▶ _Exercise objective_: When a line of the entries contains "this", please list that line.

▶ _Available records_:
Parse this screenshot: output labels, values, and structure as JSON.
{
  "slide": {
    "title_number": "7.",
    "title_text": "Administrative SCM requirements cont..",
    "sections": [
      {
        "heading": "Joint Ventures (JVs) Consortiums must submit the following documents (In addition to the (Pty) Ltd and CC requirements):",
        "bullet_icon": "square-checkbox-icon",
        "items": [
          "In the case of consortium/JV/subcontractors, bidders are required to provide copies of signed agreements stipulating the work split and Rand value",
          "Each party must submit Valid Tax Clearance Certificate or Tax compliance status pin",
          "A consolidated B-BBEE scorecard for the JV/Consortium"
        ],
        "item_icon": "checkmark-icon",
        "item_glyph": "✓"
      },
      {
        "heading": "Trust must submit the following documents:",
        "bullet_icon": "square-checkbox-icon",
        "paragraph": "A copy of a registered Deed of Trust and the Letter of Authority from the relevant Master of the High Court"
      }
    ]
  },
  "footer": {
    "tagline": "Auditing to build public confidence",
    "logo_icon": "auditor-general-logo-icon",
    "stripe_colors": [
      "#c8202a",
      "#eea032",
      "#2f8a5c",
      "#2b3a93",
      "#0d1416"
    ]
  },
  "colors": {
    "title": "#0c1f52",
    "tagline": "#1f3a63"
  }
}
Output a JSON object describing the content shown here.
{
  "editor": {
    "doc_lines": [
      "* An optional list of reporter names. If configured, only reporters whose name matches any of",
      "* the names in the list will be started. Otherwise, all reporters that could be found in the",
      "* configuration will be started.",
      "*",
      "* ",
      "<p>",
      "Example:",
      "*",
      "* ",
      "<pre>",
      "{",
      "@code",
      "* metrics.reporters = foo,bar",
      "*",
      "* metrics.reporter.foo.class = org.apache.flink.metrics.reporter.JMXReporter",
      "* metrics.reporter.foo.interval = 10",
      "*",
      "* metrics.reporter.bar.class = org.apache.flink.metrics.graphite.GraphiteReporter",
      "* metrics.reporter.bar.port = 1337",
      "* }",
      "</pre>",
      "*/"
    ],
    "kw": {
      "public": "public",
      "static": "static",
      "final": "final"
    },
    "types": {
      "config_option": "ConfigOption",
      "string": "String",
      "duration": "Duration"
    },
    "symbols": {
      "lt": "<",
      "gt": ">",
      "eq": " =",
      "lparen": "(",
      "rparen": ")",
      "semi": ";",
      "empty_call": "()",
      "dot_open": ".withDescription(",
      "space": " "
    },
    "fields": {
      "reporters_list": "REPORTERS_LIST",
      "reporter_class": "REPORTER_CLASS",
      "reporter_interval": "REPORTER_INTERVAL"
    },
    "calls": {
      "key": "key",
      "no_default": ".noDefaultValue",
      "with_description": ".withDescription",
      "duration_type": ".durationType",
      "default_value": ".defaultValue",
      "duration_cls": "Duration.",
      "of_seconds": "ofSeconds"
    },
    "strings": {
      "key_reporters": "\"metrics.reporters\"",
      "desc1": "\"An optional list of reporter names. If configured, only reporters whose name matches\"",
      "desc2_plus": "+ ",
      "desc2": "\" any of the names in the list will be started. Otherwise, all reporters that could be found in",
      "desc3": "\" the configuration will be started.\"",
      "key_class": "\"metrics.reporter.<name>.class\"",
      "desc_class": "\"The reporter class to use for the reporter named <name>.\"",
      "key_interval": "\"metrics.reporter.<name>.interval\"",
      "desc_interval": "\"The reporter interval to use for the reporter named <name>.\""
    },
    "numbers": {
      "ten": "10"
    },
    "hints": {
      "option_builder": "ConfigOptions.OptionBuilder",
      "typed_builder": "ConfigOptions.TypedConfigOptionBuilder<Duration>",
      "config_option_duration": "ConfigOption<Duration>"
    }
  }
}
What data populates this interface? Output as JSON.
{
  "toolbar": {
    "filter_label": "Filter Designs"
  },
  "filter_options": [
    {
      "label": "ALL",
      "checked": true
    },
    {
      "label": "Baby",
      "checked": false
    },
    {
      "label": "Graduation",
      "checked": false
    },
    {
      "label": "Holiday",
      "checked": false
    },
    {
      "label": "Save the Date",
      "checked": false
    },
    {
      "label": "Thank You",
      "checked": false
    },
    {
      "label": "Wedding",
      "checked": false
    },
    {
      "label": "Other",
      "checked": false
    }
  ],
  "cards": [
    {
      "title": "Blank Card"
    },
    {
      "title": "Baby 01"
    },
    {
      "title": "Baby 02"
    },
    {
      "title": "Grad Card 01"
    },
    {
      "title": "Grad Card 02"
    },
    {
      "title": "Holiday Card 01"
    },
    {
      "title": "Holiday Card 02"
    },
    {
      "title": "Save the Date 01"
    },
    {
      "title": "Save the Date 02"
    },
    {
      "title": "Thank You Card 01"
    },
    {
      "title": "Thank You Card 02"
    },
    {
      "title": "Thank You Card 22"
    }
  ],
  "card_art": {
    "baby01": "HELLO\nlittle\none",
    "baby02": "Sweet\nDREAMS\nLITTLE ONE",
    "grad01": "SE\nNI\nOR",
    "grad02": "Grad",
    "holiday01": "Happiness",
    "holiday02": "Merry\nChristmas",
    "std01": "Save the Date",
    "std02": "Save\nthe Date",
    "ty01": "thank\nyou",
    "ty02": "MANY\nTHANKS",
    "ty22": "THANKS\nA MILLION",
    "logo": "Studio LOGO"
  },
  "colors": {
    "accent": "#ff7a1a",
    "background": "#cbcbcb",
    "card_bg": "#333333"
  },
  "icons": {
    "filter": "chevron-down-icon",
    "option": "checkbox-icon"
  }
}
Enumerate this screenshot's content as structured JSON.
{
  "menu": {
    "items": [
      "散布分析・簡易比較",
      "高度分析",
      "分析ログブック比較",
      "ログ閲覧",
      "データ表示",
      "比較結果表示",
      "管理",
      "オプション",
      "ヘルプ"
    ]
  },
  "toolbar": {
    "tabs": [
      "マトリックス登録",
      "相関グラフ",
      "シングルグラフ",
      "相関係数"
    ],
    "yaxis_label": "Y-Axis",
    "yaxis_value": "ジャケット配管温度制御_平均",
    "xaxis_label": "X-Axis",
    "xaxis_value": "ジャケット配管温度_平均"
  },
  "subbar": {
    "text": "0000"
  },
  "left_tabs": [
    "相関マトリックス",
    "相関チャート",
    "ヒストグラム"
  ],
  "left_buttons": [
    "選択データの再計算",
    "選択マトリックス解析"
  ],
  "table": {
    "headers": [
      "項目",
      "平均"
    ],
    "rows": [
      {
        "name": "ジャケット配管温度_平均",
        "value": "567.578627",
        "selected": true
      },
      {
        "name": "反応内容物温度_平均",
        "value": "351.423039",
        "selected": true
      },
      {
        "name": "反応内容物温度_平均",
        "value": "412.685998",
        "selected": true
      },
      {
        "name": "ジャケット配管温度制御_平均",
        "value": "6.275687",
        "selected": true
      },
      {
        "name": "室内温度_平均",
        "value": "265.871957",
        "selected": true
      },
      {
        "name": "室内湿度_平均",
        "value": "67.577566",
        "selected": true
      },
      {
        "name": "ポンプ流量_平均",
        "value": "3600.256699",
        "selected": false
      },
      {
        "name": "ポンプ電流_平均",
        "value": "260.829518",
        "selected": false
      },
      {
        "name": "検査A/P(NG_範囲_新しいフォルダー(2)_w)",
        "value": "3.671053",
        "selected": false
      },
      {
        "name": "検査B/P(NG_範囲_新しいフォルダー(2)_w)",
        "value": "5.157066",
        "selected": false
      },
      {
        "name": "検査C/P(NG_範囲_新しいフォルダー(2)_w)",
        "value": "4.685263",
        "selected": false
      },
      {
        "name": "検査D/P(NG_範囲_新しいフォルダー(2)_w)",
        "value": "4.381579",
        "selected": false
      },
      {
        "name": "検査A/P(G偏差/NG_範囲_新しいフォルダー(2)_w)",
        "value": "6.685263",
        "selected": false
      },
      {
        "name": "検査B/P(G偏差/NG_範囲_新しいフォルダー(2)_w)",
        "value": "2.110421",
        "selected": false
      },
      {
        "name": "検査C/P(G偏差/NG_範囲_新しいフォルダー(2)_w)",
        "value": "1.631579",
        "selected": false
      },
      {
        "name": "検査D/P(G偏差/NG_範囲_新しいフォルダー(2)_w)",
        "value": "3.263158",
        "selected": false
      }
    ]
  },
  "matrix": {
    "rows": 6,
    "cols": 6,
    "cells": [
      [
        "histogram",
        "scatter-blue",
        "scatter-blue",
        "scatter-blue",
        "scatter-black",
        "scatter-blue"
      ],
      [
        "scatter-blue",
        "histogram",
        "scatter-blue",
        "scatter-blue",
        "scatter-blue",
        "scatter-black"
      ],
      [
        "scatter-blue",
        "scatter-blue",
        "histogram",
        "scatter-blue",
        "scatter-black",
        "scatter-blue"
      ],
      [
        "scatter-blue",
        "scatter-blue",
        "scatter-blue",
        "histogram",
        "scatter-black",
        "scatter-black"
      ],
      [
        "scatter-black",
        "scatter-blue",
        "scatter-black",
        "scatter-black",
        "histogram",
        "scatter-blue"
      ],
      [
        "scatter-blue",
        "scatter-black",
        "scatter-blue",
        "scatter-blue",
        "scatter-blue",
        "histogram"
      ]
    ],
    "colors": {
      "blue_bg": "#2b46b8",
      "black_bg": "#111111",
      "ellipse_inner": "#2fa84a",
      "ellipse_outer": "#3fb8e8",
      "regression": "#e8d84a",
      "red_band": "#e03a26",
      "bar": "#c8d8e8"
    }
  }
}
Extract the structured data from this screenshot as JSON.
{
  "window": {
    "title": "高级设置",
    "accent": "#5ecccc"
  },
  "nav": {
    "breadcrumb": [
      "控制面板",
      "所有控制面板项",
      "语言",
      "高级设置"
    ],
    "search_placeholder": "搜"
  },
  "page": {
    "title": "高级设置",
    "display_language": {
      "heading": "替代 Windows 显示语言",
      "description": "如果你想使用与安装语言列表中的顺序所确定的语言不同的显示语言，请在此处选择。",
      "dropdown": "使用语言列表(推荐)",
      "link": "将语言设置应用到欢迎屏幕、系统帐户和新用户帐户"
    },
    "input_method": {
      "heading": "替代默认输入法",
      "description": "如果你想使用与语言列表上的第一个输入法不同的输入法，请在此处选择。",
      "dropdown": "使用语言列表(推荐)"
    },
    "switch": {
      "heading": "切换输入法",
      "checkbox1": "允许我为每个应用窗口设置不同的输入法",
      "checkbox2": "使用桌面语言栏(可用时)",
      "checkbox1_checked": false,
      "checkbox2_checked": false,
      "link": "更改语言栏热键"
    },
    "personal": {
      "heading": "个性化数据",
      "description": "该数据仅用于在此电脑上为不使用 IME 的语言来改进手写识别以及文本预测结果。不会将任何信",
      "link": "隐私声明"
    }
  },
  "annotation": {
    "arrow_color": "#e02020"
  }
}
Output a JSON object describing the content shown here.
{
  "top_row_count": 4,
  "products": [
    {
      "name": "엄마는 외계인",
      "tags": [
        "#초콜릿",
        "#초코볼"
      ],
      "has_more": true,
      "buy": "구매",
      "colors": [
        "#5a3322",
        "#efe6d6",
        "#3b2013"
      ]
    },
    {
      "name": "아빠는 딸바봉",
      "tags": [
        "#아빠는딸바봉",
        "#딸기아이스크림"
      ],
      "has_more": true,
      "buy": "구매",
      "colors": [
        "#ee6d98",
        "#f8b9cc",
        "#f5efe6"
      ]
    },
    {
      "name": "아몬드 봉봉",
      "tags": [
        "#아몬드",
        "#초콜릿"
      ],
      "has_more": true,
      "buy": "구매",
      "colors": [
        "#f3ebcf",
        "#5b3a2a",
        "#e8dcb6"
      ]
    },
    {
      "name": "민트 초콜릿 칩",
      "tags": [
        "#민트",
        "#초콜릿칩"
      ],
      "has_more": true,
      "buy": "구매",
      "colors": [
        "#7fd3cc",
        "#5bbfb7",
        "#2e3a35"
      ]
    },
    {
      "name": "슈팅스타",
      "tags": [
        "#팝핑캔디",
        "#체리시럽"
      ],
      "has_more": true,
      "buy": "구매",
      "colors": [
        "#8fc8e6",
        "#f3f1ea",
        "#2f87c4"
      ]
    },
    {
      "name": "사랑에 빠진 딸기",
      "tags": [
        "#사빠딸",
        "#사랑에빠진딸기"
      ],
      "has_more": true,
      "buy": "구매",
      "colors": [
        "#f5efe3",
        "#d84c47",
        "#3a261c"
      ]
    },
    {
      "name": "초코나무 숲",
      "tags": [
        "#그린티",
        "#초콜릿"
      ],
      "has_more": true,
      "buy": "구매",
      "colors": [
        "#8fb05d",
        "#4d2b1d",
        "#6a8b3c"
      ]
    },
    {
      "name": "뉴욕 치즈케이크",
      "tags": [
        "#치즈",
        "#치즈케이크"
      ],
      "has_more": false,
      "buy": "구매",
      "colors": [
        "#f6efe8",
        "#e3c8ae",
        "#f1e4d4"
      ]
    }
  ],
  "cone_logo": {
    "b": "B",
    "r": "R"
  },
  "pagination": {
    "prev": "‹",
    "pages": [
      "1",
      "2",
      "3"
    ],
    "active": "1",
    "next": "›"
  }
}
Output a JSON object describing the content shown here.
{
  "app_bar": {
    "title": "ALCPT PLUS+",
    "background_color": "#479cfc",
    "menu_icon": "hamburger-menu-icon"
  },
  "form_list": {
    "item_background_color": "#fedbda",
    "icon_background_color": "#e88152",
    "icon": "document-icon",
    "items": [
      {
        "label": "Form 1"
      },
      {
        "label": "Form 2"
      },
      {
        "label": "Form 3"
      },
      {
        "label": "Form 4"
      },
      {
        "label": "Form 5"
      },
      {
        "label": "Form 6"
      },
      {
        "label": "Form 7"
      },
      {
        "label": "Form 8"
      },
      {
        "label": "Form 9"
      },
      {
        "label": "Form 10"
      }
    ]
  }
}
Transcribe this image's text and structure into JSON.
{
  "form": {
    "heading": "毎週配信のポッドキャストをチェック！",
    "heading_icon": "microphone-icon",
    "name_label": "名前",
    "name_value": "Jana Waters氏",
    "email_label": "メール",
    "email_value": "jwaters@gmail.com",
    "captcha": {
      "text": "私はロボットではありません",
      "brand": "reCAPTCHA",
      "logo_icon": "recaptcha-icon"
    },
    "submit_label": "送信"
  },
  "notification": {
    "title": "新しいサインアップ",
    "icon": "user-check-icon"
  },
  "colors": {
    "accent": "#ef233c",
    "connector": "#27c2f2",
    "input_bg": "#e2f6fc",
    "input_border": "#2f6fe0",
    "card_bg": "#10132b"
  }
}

▶ _Task response_:
Parse this screenshot: output labels, values, and structure as JSON.
What data populates this interface? Output as JSON.
Enumerate this screenshot's content as structured JSON.
Extract the structured data from this screenshot as JSON.
Transcribe this image's text and structure into JSON.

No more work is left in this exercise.